Action item
Go through the records below and report each line with "value" in it.

Records shown below:

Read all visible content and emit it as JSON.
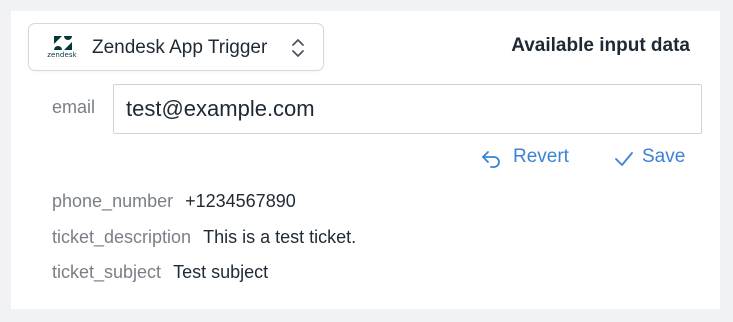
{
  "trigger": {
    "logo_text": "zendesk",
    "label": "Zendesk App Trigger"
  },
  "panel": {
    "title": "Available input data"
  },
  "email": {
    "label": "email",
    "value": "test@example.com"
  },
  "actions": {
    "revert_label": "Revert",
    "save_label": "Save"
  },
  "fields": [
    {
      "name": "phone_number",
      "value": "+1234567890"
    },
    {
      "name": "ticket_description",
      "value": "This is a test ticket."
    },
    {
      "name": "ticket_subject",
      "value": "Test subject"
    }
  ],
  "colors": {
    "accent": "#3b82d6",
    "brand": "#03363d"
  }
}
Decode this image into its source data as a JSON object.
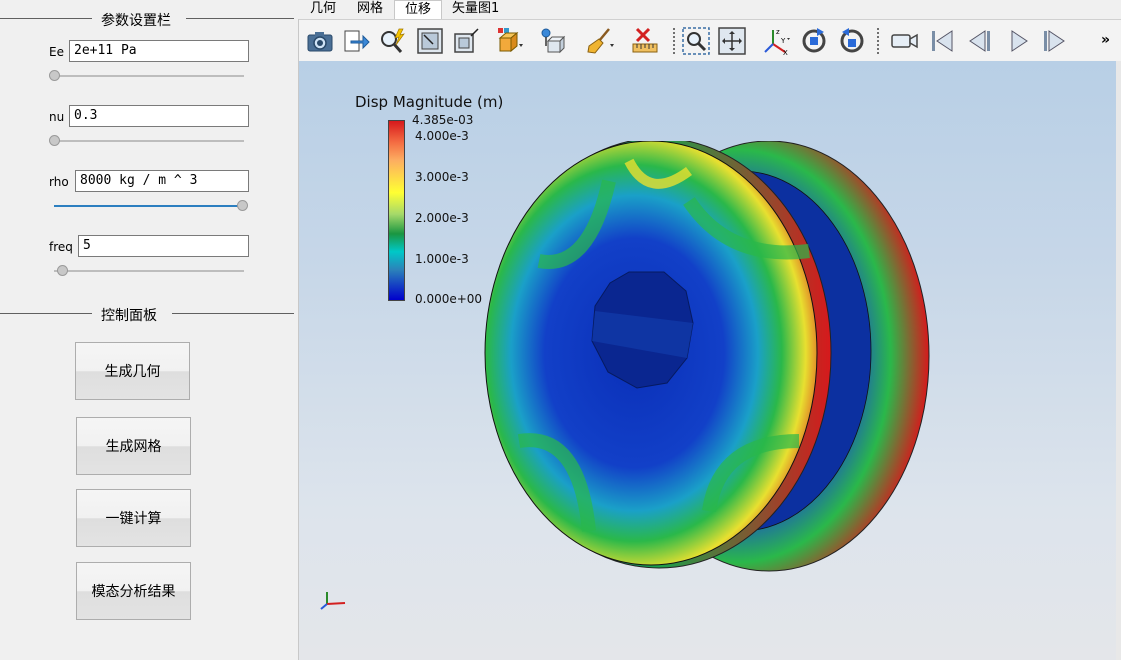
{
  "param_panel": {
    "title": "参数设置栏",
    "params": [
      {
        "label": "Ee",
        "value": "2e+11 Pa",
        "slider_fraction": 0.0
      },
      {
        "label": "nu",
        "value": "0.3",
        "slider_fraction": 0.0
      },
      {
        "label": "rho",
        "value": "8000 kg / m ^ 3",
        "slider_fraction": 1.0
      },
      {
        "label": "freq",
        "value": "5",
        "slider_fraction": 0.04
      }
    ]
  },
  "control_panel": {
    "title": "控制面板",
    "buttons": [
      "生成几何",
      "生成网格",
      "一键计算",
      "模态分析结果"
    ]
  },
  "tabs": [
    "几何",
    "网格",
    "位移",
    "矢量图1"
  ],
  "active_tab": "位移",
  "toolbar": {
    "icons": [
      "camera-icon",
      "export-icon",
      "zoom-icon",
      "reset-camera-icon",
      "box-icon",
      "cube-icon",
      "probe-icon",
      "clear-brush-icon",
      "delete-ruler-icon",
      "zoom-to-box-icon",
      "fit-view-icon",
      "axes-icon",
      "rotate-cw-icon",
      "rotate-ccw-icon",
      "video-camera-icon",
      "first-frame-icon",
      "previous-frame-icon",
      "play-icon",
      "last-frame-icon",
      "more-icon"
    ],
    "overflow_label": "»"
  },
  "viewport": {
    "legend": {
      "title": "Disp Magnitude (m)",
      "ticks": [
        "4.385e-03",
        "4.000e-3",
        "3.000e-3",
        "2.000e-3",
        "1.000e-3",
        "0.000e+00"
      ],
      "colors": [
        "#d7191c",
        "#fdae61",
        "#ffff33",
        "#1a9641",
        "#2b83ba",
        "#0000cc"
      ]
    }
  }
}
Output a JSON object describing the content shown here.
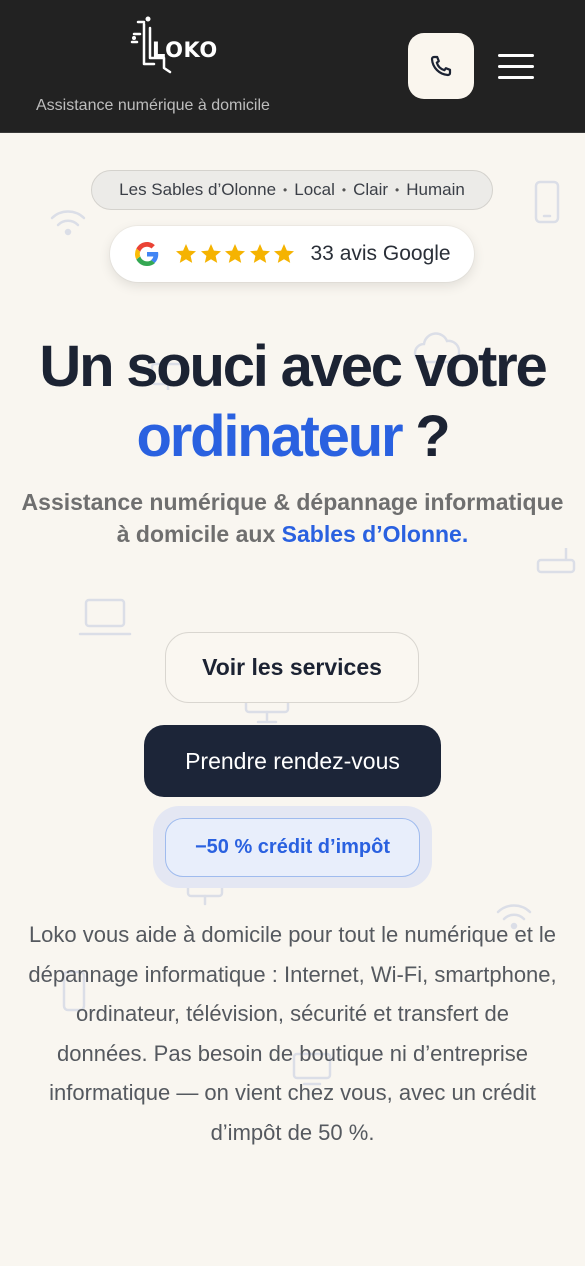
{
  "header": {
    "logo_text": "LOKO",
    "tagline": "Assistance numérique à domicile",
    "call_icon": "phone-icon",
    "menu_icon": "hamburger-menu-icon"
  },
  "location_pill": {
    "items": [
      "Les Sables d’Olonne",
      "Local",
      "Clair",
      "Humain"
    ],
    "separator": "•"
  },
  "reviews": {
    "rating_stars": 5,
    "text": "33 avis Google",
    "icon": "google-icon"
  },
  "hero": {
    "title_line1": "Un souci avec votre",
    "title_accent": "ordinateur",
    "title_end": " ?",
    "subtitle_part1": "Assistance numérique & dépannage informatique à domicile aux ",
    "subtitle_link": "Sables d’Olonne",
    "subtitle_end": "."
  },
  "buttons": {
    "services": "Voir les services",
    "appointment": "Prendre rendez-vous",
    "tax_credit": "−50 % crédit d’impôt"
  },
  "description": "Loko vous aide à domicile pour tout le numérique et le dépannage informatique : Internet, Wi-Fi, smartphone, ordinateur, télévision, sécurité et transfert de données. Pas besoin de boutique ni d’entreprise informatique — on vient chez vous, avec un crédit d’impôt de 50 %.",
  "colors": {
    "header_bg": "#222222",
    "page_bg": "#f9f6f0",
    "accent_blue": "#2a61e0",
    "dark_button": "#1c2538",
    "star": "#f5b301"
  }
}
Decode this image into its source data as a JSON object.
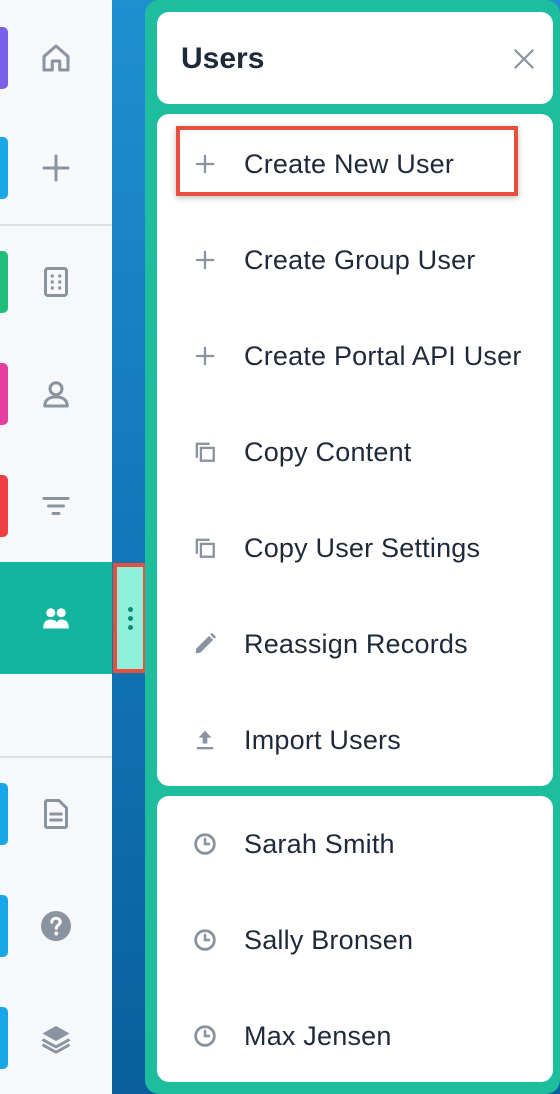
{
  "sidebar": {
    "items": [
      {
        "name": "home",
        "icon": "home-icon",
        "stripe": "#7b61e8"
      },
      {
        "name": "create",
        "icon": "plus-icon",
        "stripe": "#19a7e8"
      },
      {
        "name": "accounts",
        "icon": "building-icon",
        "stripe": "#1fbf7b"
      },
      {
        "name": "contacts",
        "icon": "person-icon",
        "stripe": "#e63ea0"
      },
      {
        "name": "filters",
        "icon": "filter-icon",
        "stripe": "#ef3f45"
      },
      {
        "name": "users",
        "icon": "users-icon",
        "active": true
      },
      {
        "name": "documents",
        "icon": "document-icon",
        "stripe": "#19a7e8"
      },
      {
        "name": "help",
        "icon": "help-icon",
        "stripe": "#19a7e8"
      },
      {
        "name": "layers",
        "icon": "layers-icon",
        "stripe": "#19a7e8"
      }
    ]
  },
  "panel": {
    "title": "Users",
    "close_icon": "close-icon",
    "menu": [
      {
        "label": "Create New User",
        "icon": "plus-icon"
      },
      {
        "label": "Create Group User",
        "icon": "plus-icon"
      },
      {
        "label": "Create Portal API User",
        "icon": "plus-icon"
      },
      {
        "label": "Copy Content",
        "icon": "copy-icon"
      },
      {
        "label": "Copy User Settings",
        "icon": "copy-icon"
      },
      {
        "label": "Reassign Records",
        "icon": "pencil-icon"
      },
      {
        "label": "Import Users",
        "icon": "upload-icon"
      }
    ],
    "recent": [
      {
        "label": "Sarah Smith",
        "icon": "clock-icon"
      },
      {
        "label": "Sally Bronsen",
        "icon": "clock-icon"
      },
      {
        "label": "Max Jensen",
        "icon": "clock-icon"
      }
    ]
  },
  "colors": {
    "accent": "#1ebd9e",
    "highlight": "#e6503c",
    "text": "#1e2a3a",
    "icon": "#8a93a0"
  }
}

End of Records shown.
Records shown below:

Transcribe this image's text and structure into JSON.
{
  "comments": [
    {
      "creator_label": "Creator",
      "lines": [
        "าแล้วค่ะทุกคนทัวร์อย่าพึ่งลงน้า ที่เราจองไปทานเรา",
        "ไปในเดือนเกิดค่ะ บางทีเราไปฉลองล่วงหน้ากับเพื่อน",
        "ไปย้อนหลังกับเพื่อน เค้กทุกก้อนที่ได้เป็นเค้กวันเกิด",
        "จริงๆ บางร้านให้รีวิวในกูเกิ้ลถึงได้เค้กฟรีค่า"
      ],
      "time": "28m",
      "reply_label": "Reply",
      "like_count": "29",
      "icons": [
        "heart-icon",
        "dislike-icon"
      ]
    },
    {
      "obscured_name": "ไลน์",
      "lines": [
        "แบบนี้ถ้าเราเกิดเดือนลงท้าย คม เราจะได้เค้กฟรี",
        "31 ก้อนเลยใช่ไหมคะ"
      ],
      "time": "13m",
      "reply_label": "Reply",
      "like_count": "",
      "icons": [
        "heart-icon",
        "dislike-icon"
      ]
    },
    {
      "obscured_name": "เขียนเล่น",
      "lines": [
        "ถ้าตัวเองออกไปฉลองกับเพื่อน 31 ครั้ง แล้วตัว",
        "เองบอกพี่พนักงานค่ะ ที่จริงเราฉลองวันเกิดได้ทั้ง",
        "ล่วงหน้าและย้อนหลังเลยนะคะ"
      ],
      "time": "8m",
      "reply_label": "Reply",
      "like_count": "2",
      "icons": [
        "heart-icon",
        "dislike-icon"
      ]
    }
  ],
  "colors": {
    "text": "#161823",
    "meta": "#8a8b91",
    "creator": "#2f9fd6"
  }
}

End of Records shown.

Exercise response
    "value": "test@example.com"
      "value": "+1234567890"
      "value": "This is a test ticket."
      "value": "Test subject"
        "value": "2e+11 Pa",
        "value": "0.3",
        "value": "8000 kg / m ^ 3",
        "value": "5",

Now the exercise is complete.